Although this approach increases the robustness of the connector, it does have a drawback of higher coupling loss (about 1 dB) as compared with that of MPO (about 0.5 dB). This is due to the reflection from the plastic/air interface. Fortunately, this drawback may be alleviated if anti-reflection coating is used on lens surface.

The expanded beam technology as shown in FIG. 2 may resolve the dust issue in general operation environment but does not solve the alignment issue of the server blade with respect to the backplane. This is because the mechanical tolerance at the server blade is huge. Embodiments of the present invention disclose a floating barrel mechanism to resolve this issue.

Referring now to FIG. 3, there is illustrated a floating barrel mechanism according to one embodiment of the invention. An outer bracket 300 which is shown as being generally “U” shaped (shown lying in its side) may have a metal pin 302 on one side as well as corresponding pin (not shown) on an opposing side of the bracket. These pins 302 are oriented along the y-axis, if describing the invention in a Cartesian coordinate system.

Two “floating” barrels may be concentrically located within the outer bracket 300. The first floating barrel 304 is positioned within the bracket 300 and is attached by the pins 302 such that it may rotate about the y-axis hinged by pins 302 or may slide up and down traversing the pins 302. The first floating barrel 304 also has two pins 305 positioned parallel with an x-axis.

The second floating barrel 306 is smaller than the first barrel 304 and is attached to the first barrel 304 by the pins 305 such that it may rotate about the x-axis hinged by the pins 305 or float back and forth along the pins 305.

Thus, if the outer bracket 300 is stationary, the first barrel 304 provides top-down movement and well as horizontal tilt. Similarly, the inner barrel 306 provides left right movement as well as vertical tilt. The inner core 308 of the inner barrel 306 is open from one end through to the other and provides a place for optical connector engagement.

Referring now to FIG. 4, since the barrel at the backplane connector can float it can accommodate all mechanical tolerance incurred on the backplane and the server blade. FIG. 4 illustrates the basic idea of floating barrel. The center core 308 is designed to hold both mating sides of a multi-expanding beam connector comprising multiple beam expanders 400 connecting fibers 401 and 402 on either side of the core 308. To achieve the floating mechanism, metal pins are installed in appropriate location to allow respective core to tilt and slide as discussed above. Optionally, springs 410 may be used to bias components in place.

FIG. 5 show an application for embodiments of the present invention comprising a CPU blade 500 and a simple memory blade 502. The floating barrel according to the invention 504 on the backplane 506 may easily mate with the optical blind mate connector 508 to connect the CPU blade 500 to the memory blade 502 with, for example, a ribbon fiber 510. Thus, with the above “expanded beam” and “floating barrel” methods, the optical remote memory system can be realized. This may provide may advantages such as immunity from the dust issue in general operation environment, lower manufacturing cost. Further, huge electrical connectors may be replaced by small high-density optical connector to ease air flow and solve thermal issues.

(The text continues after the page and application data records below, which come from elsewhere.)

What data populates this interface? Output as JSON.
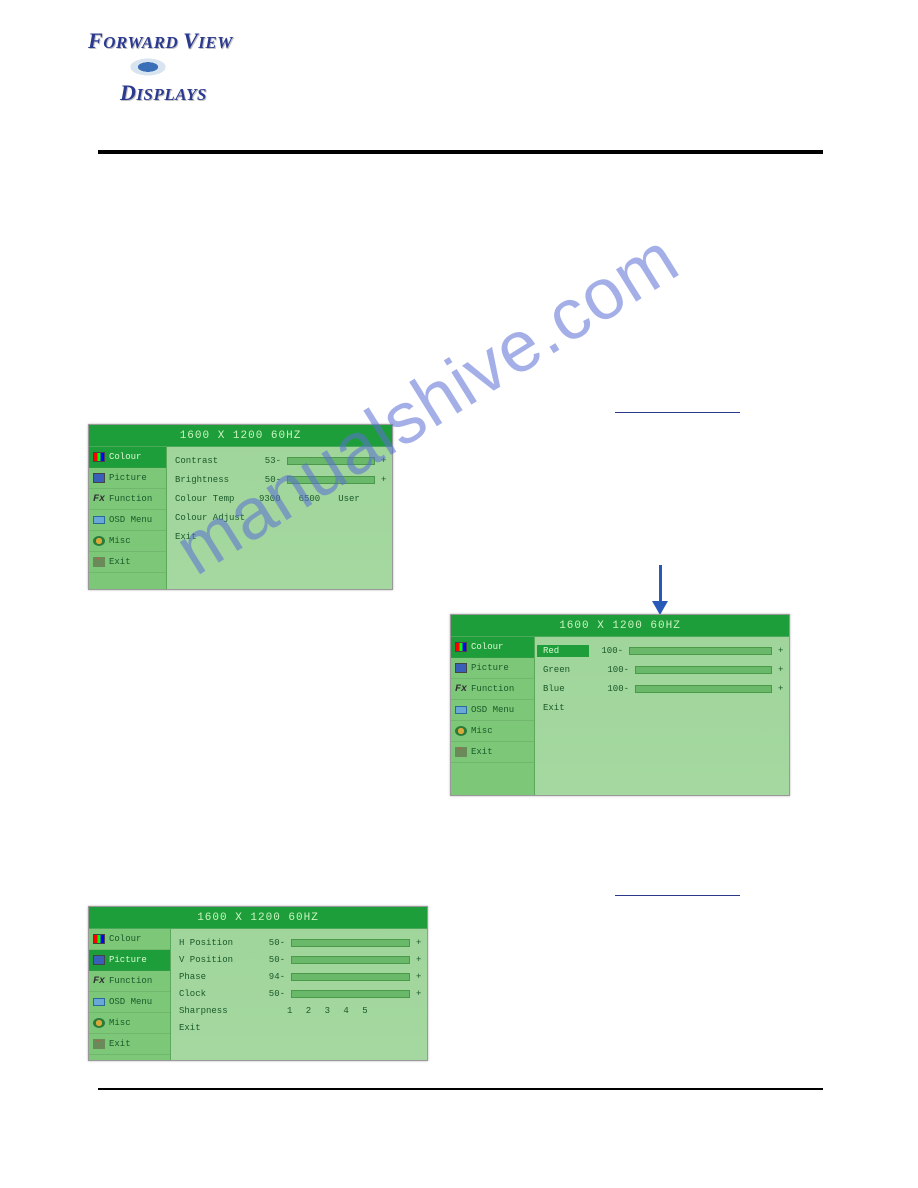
{
  "logo": {
    "line1_word1": "FORWARD",
    "line1_word2": "VIEW",
    "line2": "DISPLAYS"
  },
  "watermark": "manualshive.com",
  "osd_menu": {
    "items": [
      {
        "label": "Colour"
      },
      {
        "label": "Picture"
      },
      {
        "label": "Function"
      },
      {
        "label": "OSD Menu"
      },
      {
        "label": "Misc"
      },
      {
        "label": "Exit"
      }
    ]
  },
  "osd1": {
    "header": "1600 X 1200   60HZ",
    "rows": {
      "contrast_label": "Contrast",
      "contrast_val": "53-",
      "brightness_label": "Brightness",
      "brightness_val": "50-",
      "colourtemp_label": "Colour Temp",
      "ct_9300": "9300",
      "ct_6500": "6500",
      "ct_user": "User",
      "colouradjust": "Colour Adjust",
      "exit": "Exit"
    }
  },
  "osd2": {
    "header": "1600 X 1200   60HZ",
    "red_label": "Red",
    "red_val": "100-",
    "green_label": "Green",
    "green_val": "100-",
    "blue_label": "Blue",
    "blue_val": "100-",
    "exit": "Exit"
  },
  "osd3": {
    "header": "1600 X 1200   60HZ",
    "hpos_label": "H Position",
    "hpos_val": "50-",
    "vpos_label": "V Position",
    "vpos_val": "50-",
    "phase_label": "Phase",
    "phase_val": "94-",
    "clock_label": "Clock",
    "clock_val": "50-",
    "sharp_label": "Sharpness",
    "sharp_vals": "1 2 3 4 5",
    "exit": "Exit"
  }
}
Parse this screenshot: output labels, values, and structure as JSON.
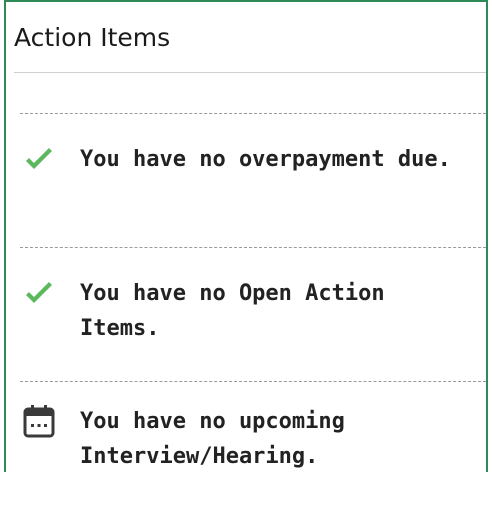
{
  "panel": {
    "title": "Action Items"
  },
  "items": [
    {
      "icon": "checkmark-icon",
      "text": "You have no overpayment due."
    },
    {
      "icon": "checkmark-icon",
      "text": "You have no Open Action Items."
    },
    {
      "icon": "calendar-icon",
      "text": "You have no upcoming Interview/Hearing."
    }
  ],
  "colors": {
    "panel_border": "#2e8b57",
    "check": "#5cb85c",
    "calendar": "#3a3a3a",
    "separator": "#9a9a9a"
  }
}
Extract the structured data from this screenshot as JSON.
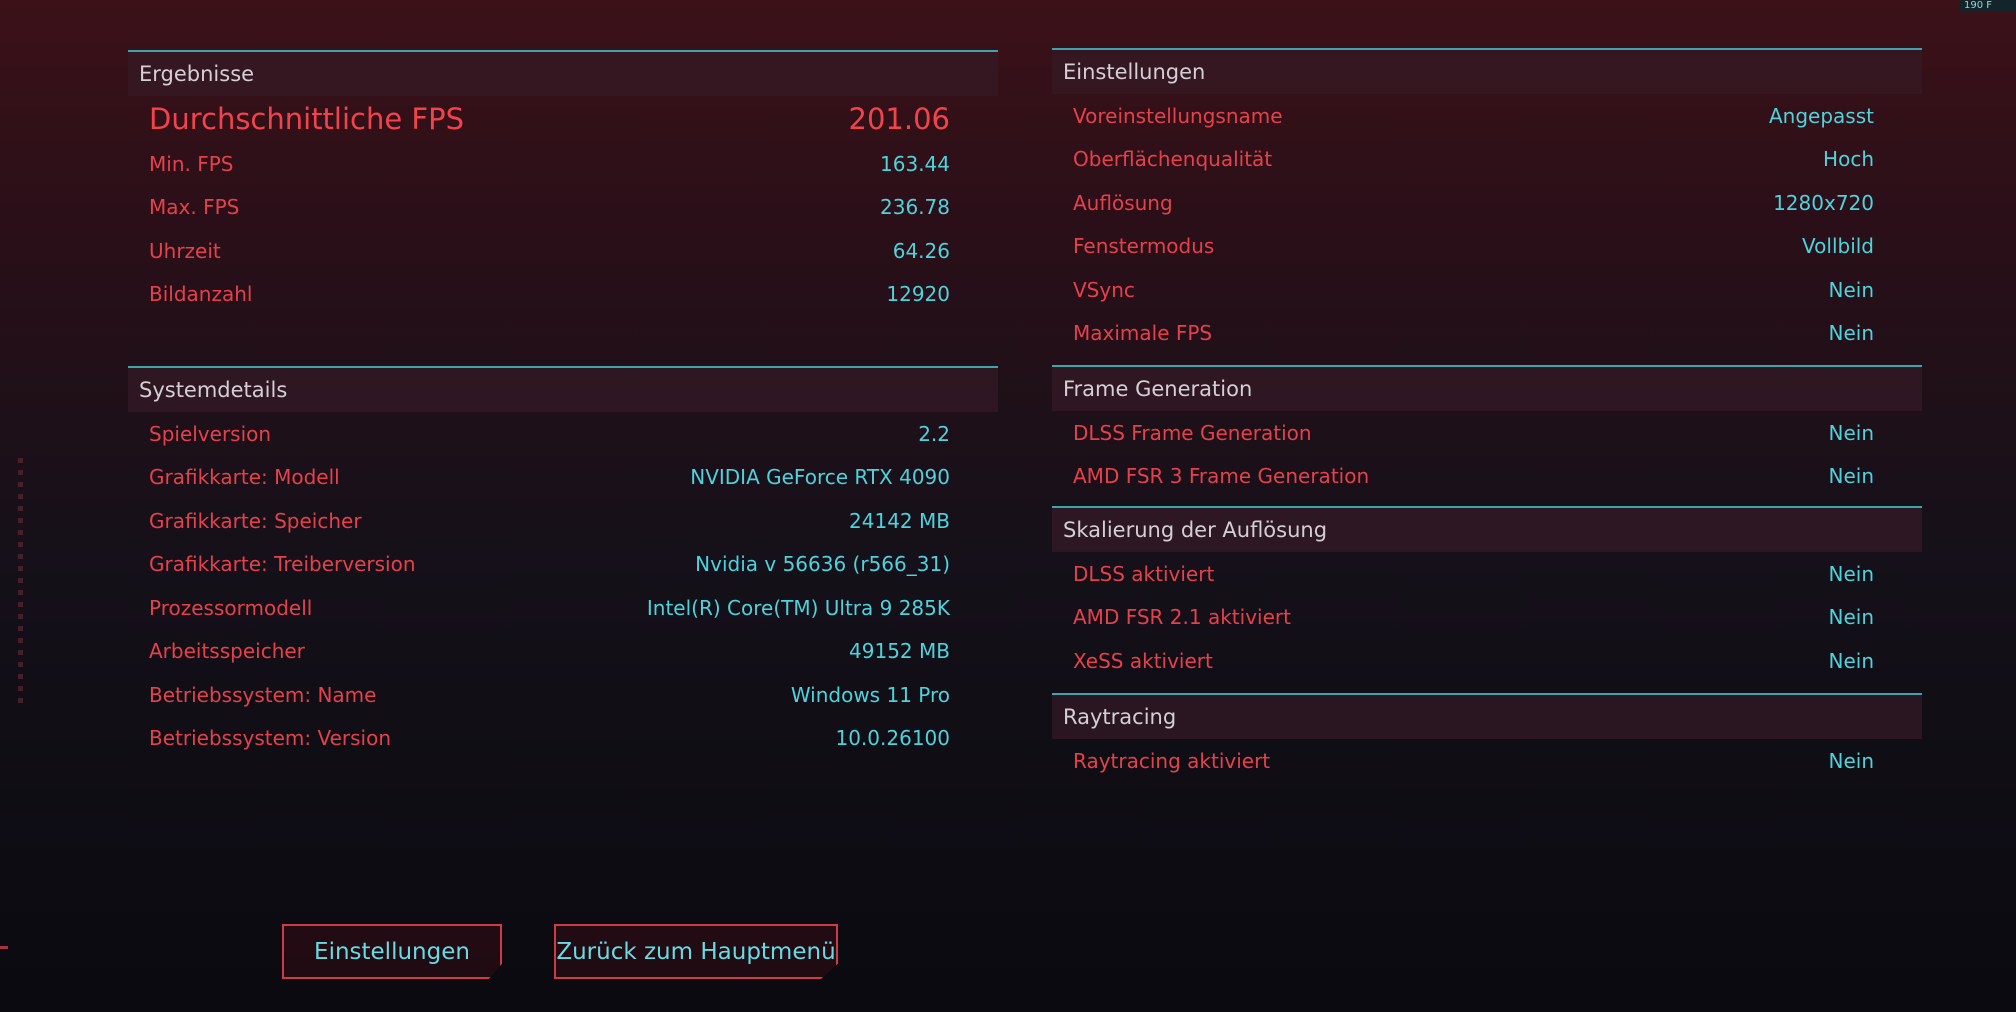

The above description of illustrated embodiments of the invention, including what is described in the Abstract, is not intended to be exhaustive or to limit the invention to the precise forms disclosed. While specific embodiments of, and examples for, the invention are described herein for illustrative purposes, various equivalent modifications are possible within the scope of the invention, as those skilled in the relevant art will recognize.

These modifications can be made to the invention in light of the above detailed description. The terms used in the following claims should not be construed to limit the invention to the specific embodiments disclosed in the specification and the claims. Rather, the scope of the invention is to be determined entirely by the following claims, which are to be construed in accordance with established doctrines of claim interpretation.